● How to complete this task: For the data below, please report each line where the word "level" is found.

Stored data
┌──

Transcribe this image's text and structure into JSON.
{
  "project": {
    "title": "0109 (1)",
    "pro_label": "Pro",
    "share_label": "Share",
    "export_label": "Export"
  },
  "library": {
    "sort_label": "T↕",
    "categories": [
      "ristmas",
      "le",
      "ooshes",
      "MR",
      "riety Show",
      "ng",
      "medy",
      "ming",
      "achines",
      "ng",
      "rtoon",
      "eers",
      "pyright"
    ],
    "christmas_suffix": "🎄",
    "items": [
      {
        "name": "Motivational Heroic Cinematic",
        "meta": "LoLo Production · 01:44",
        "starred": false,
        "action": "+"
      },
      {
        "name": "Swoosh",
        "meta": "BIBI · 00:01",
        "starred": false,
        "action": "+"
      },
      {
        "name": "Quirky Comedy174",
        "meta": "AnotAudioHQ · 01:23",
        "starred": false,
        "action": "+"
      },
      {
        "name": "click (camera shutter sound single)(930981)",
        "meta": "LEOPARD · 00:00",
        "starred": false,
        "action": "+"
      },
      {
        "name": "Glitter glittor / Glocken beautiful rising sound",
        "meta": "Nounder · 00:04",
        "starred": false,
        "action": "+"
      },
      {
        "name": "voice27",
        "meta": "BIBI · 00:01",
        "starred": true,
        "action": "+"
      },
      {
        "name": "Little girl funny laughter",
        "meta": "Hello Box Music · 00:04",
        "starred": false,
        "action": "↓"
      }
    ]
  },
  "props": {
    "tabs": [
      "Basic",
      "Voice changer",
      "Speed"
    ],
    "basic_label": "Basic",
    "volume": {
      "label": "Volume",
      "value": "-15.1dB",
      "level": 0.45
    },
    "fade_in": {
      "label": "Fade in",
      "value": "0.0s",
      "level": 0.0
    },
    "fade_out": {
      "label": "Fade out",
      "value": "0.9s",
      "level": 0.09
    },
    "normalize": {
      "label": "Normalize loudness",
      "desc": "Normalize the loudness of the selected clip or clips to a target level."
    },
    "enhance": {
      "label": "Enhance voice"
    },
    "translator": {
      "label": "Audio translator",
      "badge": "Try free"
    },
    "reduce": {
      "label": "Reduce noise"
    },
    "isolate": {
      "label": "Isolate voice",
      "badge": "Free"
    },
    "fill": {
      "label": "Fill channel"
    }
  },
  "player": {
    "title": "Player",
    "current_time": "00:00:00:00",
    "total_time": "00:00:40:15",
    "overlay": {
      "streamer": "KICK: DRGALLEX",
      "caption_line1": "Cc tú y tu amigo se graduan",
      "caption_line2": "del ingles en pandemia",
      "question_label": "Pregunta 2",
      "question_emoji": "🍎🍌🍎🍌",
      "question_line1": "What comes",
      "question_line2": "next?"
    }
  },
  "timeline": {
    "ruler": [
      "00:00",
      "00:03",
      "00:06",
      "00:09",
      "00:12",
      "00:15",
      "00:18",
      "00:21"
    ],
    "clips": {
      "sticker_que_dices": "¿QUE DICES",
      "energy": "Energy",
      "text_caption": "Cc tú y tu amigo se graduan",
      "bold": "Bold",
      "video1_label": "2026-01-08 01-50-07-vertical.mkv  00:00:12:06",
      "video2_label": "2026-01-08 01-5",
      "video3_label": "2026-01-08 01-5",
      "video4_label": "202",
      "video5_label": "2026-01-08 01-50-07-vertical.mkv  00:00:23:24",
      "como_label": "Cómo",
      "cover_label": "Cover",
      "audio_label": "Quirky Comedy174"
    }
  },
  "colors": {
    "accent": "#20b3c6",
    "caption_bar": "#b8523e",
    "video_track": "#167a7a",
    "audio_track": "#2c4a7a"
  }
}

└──

● Result of the task:
      "level": 0.45
      "level": 0.0
      "level": 0.09
      "desc": "Normalize the loudness of the selected clip or clips to a target level."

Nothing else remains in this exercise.